Treatment for bothersome menopause symptoms should be customized, based on symptoms, coexisting medical conditions, and concurrent use of medications/herbs/supplements.    We have many non-hormonal and hormonal options, and many different ways to deliver the medication – oral, topical (patch, creams, gels, sprays, etc), and vaginal (creams, tablets, and rings).

The North American Menopause Society (NAMS) is a great menopause resource.

If you are having bothersome menopausal symptoms, discuss them with your R-Health doctor – some specialize in menopause medicine – they can help you through this sometimes challenging transition.

Be Responsible, Be Safe, Be Aware

April is Alcohol Awareness Month, a time to spread awareness about alcohol, alcoholism, and recovery. This month and movement not only serves as general awareness, but an opportunity for individuals to seek counsel and treatment with no judgment. Awareness has grown so much that the National Institution of Health started National Alcohol Screening Day, which is held every year on the Thursday of the first full week of April, allowing for free screenings of one’s alcohol usage.

Alcohol intake isn’t bad; however, excessive levels of consumption are very problematic and cause serious short and long term effects. Some of these may include the following:

Short Term

  • Slurring of speech
  • Emotional changes
  • Sleep disruption
  • Loss of bladder control
  • Temporary loss of consciousness

Long Term

  • Death of brain cells
  • Liver damage, which may result in cirrhosis (medical condition that may require liver transplant)
  • High BP
  • Memory problems (e.g. dementia)
  • Cancer of liver, colon, throat
  • Alcohol dependence (i.e. alcoholism)

While these effects are damaging they can easily be prevented when drinking responsibly. The online medical news outlet, VeryWell, published an excerpt on how to drink responsibly. Some of the main takeaways are:
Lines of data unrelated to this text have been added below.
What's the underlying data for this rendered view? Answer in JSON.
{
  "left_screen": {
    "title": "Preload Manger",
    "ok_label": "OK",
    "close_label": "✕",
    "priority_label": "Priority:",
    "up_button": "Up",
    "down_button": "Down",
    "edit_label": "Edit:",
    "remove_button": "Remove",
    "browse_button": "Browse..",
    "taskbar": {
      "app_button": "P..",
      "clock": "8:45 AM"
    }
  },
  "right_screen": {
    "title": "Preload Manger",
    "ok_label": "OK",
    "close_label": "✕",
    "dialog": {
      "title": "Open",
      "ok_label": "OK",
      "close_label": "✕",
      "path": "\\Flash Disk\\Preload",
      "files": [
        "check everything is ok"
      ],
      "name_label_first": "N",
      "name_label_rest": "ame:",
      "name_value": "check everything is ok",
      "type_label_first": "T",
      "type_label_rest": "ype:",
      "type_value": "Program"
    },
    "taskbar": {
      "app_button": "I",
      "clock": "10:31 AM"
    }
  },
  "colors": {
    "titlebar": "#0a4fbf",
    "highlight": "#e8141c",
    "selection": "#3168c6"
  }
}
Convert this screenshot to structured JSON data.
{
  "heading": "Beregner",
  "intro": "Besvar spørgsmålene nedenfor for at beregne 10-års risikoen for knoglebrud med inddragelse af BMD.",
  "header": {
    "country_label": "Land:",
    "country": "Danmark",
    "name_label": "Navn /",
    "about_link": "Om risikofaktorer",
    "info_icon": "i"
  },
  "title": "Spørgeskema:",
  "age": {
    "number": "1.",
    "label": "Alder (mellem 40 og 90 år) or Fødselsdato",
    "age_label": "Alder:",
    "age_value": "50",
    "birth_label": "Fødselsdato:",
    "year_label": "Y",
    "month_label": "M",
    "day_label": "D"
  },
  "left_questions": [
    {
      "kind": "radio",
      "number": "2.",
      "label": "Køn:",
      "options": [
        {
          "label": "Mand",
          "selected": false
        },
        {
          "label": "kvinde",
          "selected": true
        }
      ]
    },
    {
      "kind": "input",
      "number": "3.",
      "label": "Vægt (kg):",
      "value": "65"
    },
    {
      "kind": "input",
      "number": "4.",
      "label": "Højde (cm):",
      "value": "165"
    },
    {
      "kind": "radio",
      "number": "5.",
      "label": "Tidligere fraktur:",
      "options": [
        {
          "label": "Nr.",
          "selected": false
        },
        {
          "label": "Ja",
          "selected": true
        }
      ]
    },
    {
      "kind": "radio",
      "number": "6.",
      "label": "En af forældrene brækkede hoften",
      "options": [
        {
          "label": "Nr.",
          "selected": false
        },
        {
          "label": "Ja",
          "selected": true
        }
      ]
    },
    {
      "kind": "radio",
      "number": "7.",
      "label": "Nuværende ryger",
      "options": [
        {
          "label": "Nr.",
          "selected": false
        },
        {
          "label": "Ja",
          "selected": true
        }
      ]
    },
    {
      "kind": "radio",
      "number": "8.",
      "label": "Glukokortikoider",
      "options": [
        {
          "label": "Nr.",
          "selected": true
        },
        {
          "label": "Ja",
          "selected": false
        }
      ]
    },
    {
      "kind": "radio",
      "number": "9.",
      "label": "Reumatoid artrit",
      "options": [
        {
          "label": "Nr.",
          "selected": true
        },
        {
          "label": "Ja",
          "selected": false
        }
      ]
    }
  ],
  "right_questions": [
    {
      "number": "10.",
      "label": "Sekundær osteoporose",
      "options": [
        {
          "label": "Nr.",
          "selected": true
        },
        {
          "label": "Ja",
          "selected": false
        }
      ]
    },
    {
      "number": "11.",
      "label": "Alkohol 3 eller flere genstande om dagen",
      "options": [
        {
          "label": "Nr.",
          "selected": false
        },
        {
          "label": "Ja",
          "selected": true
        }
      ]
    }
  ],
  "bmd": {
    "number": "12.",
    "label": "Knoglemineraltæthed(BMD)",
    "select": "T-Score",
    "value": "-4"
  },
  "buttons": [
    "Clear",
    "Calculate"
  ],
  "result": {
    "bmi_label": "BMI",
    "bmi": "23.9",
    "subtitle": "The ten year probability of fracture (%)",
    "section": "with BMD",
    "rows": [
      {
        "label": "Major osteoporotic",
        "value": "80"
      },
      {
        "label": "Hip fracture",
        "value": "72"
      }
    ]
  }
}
  • Establish a drinking goal
    • Identify if you’re a suitable candidate for controlled drinking then establish a goal (i.e. Only drinking on weekends/events)
  • Calculate your limit
    • Discover your limit based on your Blood Alcohol Content (BAC) and keep track while consuming
  • Purchase alcohol in small, measured amounts
    • Don’t buy in bulk, purchase individual cans or bottles
  • Pace yourself
    • Remember your drink limit and coincide that with the pace with which you consume. Drink water and eat snacks in between as well.
  • Watch for peer pressure
    • Learn how to say no, and don’t stick around people encouraging you to drink too much.

As with most things, moderation is key. As you prepare for spring picnics and barbeques, always remember to drink responsibly, and most importantly, moderately. Talk with your R-Health doctor if you need help calculating your BAC level, or if you have questions on what’s best to consume for your body. Also, check out National Alcohol Screening Day this week, on the 6th and 7th.